I moved in the district court to suppress the alcohol concentration test results arguing that the Minnesota medical privilege prohibits a police search for evidence of a crime. While the district court denied my motion, in 2009, the Minnesota Court of Appeals agreed with me and held that the medical privilege does not contain a law enforcement search exception. The Court of Appeals, therefore, held that the medical evidence was improperly obtained even though the police had obtained a search warrant for the records. The DWI case against Ms. Poetschke was subsequently dismissed.
As a result of my efforts in the Poetschke case, the police may no longer rummage through your medical records seeking evidence of a crime!
7. State v. Wicklund:
THE POLICE “POLICY” OF COLLECTING A BLOOD OR URINE SAMPLE WHENEVER A SERIOUS ACCIDENT OCCURS VIOLATES THE FOURTH AMENDMENT:
In the case of State v. Wicklund, I convinced the Minnesota Court of Appeals to rule that the police “policy” of collecting a blood or urine sample from a driver, whenever an accident involving serious injury or death occurs, violates the Fourth Amendment to the United States Constitution.
Brent Wicklund caused a fatal multi-vehicle accident after the brakes on his box truck failed and he attempted to stop by driving into a raised concrete median that separated the opposing lanes of a multi-lane highway. Mr. Wicklund’s truck did not stop; it jumped the median, entered oncoming traffic, and struck and fatally injured a motorcyclist.
The police arrived and based upon the nature of the accident and nothing more, compelled Mr. Wicklund to provide a urine sample for drug testing. The police did not observe Mr. Wicklund exhibit any indication of drug or alcohol consumption. But it was the policy of the Plymouth Police Department to test a driver whenever there was the possibility that the crime of criminal vehicular injury/homicide had been committed.
The urine test result revealed the presence of amphetamine and methamphetamine and as a result, Mr. Wicklund was charged with Criminal Vehicular Homicide.
I moved, in the district court, to suppress the results of the urine test arguing that the police lacked probable cause to obtain a urine sample from Mr. Wicklund. The district court held that the results were admissible because the police had probable cause to believe that the crime of criminal vehicular operation had occurred and that obtaining a blood or urine sample would aid in the prosecution of the crime.
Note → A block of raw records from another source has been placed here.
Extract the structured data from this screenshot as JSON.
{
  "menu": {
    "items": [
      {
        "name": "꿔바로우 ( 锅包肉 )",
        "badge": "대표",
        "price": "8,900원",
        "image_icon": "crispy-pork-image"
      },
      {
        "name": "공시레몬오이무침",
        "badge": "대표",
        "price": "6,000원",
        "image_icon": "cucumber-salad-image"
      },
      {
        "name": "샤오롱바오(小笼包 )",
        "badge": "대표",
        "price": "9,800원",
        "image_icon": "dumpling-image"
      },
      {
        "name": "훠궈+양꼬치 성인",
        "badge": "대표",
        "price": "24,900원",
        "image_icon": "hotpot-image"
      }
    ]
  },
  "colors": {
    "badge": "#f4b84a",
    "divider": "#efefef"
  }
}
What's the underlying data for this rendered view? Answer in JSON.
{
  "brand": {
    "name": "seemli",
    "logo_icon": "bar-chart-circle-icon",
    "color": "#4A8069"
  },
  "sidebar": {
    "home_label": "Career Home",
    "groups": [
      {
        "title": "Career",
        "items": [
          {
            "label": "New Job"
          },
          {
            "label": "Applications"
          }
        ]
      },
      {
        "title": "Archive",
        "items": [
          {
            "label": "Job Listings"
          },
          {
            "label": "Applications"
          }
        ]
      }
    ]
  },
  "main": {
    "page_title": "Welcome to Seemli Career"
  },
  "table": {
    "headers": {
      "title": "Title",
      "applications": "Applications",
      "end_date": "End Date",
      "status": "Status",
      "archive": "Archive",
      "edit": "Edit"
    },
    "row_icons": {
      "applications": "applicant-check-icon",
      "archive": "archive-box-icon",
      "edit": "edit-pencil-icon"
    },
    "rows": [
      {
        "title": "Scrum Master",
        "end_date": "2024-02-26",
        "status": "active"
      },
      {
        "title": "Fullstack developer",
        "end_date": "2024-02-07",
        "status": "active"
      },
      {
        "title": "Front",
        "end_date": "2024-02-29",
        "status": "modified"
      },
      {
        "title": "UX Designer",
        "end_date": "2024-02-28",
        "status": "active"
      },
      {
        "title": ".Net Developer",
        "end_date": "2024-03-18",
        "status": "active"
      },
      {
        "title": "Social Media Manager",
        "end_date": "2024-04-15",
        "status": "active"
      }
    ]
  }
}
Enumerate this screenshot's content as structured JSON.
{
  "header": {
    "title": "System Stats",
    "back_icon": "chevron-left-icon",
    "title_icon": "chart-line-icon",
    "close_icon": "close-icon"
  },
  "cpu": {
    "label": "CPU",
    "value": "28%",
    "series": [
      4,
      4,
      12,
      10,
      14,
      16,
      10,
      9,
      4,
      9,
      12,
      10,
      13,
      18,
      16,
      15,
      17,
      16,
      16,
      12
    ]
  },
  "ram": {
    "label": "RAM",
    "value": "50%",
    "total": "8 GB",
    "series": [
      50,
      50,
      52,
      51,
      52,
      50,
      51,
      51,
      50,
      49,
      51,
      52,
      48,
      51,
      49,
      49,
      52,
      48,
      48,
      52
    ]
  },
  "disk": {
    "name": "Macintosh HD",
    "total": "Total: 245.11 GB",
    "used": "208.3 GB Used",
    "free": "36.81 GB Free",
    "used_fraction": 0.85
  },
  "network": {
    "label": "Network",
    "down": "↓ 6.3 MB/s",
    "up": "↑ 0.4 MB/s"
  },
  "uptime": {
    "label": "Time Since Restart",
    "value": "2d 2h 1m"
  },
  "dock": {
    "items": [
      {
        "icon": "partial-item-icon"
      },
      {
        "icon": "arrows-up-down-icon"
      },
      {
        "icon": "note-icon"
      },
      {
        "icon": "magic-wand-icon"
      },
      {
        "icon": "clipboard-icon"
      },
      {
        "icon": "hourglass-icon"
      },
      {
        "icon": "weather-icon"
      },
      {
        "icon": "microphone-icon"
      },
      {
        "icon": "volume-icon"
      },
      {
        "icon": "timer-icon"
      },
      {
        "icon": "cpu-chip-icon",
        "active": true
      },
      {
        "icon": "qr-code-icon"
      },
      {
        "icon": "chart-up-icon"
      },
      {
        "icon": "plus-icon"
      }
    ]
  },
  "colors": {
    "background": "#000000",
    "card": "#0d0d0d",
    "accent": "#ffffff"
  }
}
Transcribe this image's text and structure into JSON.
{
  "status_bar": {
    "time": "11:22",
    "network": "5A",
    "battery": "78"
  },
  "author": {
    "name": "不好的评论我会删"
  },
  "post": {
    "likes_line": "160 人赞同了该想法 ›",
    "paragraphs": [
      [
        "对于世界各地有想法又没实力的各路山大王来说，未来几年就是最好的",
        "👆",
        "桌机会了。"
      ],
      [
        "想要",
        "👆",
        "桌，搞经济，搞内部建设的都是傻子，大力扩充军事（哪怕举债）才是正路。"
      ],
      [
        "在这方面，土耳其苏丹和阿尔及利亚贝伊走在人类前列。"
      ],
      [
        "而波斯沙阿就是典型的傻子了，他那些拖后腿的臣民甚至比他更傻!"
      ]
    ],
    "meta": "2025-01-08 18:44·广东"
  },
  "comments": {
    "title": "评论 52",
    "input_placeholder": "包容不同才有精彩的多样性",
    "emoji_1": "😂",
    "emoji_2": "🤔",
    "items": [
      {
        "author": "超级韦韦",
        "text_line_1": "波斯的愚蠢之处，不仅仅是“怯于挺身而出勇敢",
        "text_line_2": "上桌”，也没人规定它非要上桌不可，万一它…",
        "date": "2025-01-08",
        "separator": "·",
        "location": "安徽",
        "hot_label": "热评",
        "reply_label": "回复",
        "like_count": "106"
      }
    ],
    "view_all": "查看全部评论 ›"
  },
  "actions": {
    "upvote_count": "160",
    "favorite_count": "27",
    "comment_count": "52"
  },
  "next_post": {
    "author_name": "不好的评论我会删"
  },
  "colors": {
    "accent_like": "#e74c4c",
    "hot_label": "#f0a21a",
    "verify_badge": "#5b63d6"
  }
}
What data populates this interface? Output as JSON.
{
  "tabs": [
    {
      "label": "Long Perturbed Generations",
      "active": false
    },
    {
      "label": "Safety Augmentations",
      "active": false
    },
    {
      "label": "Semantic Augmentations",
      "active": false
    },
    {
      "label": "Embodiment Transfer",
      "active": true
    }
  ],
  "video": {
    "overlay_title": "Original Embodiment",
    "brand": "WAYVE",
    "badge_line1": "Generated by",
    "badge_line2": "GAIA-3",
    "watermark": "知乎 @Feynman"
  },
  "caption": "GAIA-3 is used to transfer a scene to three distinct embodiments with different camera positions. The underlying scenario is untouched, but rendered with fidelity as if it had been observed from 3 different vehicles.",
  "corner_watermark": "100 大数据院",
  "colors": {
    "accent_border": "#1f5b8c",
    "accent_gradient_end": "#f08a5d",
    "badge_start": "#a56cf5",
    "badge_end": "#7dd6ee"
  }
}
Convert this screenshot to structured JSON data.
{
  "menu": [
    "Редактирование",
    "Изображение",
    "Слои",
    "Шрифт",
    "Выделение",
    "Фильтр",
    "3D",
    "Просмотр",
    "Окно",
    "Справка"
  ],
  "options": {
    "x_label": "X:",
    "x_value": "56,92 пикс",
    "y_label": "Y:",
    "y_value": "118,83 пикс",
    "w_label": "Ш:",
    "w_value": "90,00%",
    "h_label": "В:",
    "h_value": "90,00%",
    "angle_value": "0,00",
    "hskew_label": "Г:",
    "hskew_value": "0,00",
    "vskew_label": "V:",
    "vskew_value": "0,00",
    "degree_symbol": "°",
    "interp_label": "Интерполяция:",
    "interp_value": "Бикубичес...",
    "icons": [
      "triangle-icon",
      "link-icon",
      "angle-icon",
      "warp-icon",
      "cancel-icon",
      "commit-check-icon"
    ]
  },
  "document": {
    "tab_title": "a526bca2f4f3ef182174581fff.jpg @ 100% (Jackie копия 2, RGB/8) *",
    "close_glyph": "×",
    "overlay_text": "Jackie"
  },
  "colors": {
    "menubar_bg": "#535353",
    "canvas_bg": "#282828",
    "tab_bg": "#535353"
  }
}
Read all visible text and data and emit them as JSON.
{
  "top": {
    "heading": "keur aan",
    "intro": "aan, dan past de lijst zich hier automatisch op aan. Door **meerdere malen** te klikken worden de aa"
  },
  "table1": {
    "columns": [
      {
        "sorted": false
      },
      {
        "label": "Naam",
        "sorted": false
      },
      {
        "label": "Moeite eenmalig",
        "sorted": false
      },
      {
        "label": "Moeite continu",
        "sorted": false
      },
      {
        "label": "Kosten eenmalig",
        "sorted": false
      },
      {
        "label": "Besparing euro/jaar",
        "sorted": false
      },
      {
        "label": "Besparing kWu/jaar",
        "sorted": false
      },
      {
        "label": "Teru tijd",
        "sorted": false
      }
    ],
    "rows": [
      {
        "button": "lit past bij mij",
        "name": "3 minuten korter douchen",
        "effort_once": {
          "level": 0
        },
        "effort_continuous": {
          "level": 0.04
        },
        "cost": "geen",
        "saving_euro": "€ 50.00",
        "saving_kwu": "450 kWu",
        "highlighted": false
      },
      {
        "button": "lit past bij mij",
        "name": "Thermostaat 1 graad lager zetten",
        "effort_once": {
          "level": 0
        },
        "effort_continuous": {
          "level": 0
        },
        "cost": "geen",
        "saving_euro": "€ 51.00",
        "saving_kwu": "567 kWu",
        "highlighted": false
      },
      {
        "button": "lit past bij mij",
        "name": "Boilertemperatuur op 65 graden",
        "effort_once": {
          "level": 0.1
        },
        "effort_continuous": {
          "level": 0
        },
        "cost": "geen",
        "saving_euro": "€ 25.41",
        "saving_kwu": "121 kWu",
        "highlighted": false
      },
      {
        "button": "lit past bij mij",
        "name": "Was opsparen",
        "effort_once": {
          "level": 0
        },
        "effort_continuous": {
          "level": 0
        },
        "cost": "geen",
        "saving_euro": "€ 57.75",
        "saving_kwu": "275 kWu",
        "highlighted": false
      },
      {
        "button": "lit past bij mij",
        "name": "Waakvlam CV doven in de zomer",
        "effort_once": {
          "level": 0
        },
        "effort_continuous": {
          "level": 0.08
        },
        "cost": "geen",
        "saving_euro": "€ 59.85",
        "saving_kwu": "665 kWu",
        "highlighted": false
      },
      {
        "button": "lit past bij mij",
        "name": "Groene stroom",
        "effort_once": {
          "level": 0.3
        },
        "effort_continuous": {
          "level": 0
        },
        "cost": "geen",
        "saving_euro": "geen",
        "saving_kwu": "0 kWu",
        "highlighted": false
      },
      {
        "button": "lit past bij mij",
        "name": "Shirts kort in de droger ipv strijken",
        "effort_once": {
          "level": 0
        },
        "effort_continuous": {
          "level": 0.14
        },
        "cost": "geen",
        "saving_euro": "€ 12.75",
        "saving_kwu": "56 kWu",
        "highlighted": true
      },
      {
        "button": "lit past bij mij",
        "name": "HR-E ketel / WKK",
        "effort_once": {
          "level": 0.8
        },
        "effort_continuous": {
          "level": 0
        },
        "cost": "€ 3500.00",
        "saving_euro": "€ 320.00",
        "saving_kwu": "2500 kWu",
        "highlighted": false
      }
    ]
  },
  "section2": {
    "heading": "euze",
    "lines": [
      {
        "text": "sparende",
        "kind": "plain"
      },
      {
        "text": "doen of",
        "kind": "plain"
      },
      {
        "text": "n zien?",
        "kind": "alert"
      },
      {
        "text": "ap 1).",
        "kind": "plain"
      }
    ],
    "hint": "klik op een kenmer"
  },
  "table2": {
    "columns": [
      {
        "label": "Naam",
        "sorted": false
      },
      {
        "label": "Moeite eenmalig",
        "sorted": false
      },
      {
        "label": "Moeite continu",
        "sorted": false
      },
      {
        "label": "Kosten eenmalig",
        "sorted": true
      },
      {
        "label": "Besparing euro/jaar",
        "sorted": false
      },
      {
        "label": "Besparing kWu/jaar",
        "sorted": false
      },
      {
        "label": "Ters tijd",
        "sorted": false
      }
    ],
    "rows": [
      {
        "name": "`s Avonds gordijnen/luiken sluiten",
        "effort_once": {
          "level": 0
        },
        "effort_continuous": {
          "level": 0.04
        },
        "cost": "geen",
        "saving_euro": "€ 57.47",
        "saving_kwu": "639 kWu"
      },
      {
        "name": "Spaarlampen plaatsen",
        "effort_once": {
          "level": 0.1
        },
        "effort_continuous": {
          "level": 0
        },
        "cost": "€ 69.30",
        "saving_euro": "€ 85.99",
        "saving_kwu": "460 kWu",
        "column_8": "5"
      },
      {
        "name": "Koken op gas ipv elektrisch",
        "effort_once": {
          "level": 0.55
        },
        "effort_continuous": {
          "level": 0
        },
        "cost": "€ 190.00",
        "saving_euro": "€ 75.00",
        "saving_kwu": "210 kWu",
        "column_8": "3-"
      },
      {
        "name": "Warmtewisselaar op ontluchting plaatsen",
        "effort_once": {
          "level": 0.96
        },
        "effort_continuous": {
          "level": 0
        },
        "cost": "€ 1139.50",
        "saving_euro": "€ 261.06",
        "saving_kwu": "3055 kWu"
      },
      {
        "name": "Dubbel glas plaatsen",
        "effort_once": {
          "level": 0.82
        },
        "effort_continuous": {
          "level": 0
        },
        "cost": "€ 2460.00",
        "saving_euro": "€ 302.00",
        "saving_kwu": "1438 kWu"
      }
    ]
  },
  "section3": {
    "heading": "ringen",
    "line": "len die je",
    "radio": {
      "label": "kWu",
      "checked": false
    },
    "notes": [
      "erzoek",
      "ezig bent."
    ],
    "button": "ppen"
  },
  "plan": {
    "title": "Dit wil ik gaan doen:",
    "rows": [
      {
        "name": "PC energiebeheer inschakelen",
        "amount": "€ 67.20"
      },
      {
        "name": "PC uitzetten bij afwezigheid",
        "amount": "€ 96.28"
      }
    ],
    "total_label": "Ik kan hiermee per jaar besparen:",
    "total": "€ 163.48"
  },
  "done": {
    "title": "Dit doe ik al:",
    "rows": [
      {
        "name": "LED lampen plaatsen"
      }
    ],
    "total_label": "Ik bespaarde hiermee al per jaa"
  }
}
I subsequently appealed the district court’s decision and in January 2010, Minnesota Court of Appeals agreed with my contention that there was nothing specific to Mr. Wicklund that would justify a search of his bodily fluids. The Court of Appeals held that Mr. Wicklund did not exhibit any indicia of alcohol or drug consumption and there was nothing about the accident itself that would give rise to a reasonable belief that a search of Mr. Wicklund’s body fluids would yield evidence of a crime. The appellate court, therefore, held that the search was unconstitutional and reversed the conviction.
My efforts in the Wicklund case resulted in the police department’s “policy” of collecting body fluid evidence whenever a serious accident being nullified. For a further review of the Wicklund decision, please click here.
I have fought when necessary, “all the way to the Supreme Court” to establish and protect the rights of my clients. It is a privilege to be a criminal defense attorney and to participate in cases that have had a statewide impact. I believe it is my duty to give voice to the protections contained in the constitution and to protect, to the very best of my ability, any individual charged with a crime.
If you would like to learn what I might do for you, please call me as I would be happy to discuss your case!